FGPO: What is it that collaboration brings out of you?

Holcomb: I get a lot of my confidence to this day from being with others, sitting down with others and learning, vibing off another guitar player’s or drummer’s energy or talent. That’s the kind of stuff that’s picked me up from where I’ve started.

FGPO: So what is Periphery’s method of collaborating?

Holcomb: Normally it starts with me and Misha and Jake as the creative nexus of the band when it come sot the music. We sit down together, normally two or three weeks before we start (recording) and just write. We live together and play guitar pretty much all day and record ideas and see what sticks and arrange the songs one by one. We’ve done the past two albums like that, a sort of “retreat” style or approach. We hole up together and write all day. We demo drums using software. It’s a pretty democratic process between the three of us. Once we have a song written, we send it to our singer (Spencer Sotelo) and drummer (Matt Halpern) and they give their feedback. Sometimes it doesn’t inspire (Sotelo), sometimes it does. Then we work from there.

FGPO: Ever wind up meeting or working with someone who was really intimidating?

Holcomb: I can’t say I’ve ever gotten super star-struck or anything like that. I did meet James Hetfield seven years ago. We were both on the same music festival in Australia. Metallica was headlining and we did five shows, and I met James there for the first time. They say never meet your heroes, but whoever said that never met James Hetfield. He was the sweetest guy you could ever ask to meet, so humble and grateful.
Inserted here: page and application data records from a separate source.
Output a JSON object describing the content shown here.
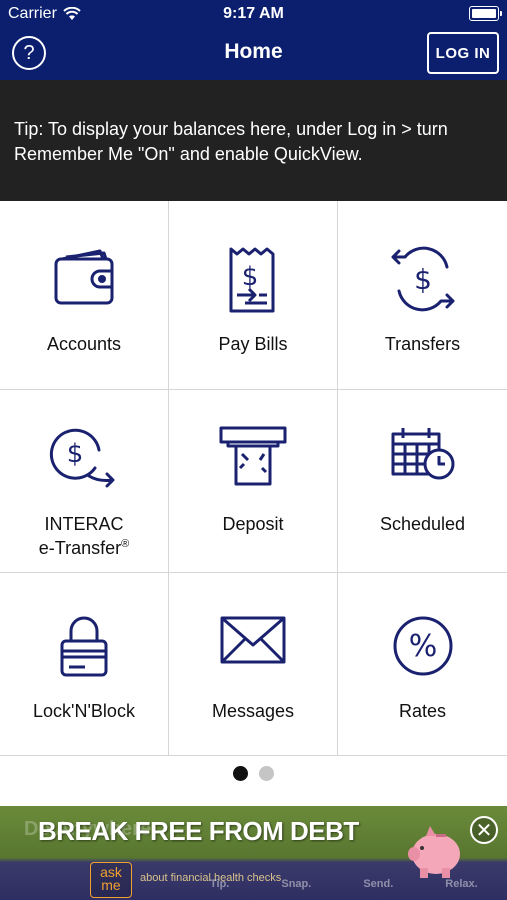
{
  "status_bar": {
    "carrier": "Carrier",
    "time": "9:17 AM"
  },
  "nav": {
    "title": "Home",
    "help_glyph": "?",
    "login_label": "LOG IN"
  },
  "tip": {
    "text": "Tip: To display your balances here, under Log in > turn Remember Me \"On\" and enable QuickView."
  },
  "tiles": [
    {
      "label": "Accounts",
      "icon": "wallet-icon"
    },
    {
      "label": "Pay Bills",
      "icon": "bill-icon"
    },
    {
      "label": "Transfers",
      "icon": "transfer-icon"
    },
    {
      "label_line1": "INTERAC",
      "label_line2": "e-Transfer",
      "label_mark": "®",
      "icon": "interac-etransfer-icon"
    },
    {
      "label": "Deposit",
      "icon": "atm-deposit-icon"
    },
    {
      "label": "Scheduled",
      "icon": "calendar-clock-icon"
    },
    {
      "label": "Lock'N'Block",
      "icon": "lock-card-icon"
    },
    {
      "label": "Messages",
      "icon": "envelope-icon"
    },
    {
      "label": "Rates",
      "icon": "percent-icon"
    }
  ],
  "pager": {
    "pages": 2,
    "active": 1
  },
  "banner": {
    "headline": "BREAK FREE FROM DEBT",
    "background_text": "Do  Anywhere",
    "askme": "ask me",
    "subtext": "about financial health checks",
    "words": [
      "Tip.",
      "Snap.",
      "Send.",
      "Relax."
    ],
    "close_glyph": "✕"
  },
  "colors": {
    "brand_navy": "#0b1f6e",
    "tip_background": "#222222",
    "icon_navy": "#1a2270"
  }
}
That taught me a lot about musicians who act like divas or jerks and how you don’t have to be like that.

FGPO: What’s the new Periphery album sounding like?

Holcomb: It’s a big, weird album. We took off a year to work on it and kind of said to ourselves that there’s no rules, let’s make the songs long and go all-out. The first song on the album’s 15 minutes long, so that should give you some idea about where we’re headed. But we’re not trying to blow anybody’s minds or do anything that’s so original; we’re trying to write music that sounds fun and that we have fun playing. I don’t know what causes that kind of mystique that surrounds us — but I don’t mind, because it helps sell records!

FGPO: You do a lot of clinics as well. What appeals to you about that?

Holcomb: I was intimidated at the beginning, so I had to figure out how to do it best. At first I got a bunch of questions about the music industry and then I started to get a bunch of questions about the technology we utilize in Periphery and then I got questions about theory on the songwriting. I developed my routine based off the questions I got at the very beginning, so now I think I’ve got it down to this sort of scheme where I touch on all those aspects to an extent. And, of course, playing songs and meeting people and getting in front of people and answering any questions they have is great. There’s no shortage of curiosity about our music.

FGPO: What’s on your wish list of things to do?

Holcomb: I’d like to release 10 albums. I’d like to get to that point in my career where I can look back and say that the catalog of music I’ve released exceeds that of some of my favorite bands. I was thinking about Pantera the other day, when someone was playing their music; They only have five or six albums as the classic Pantera, and we have five or six now. It’s hard for me to wrap my head around the idea that we have an equal number of albums compared to legends like that. So I would like to keep this going and have a fan base that sticks with us for years. That would be really nice.

FGPO: Do you have a solo album in you?

Holcomb: Well, I have a side project with Misha called Haunted Shores, and we have a lot of fun with that. That’s a project where we get to have our cake and eat it, too. Periphery has a very high standard, which is why it takes so long to make an album. It’s a democracy, five opinionated members that each have to put our stamp on it. With Haunted Shores it’s Misha and I having fun with thrash, fast, unrelenting music. One day maybe I’ll think about another project, but right now I’m pretty satisfied.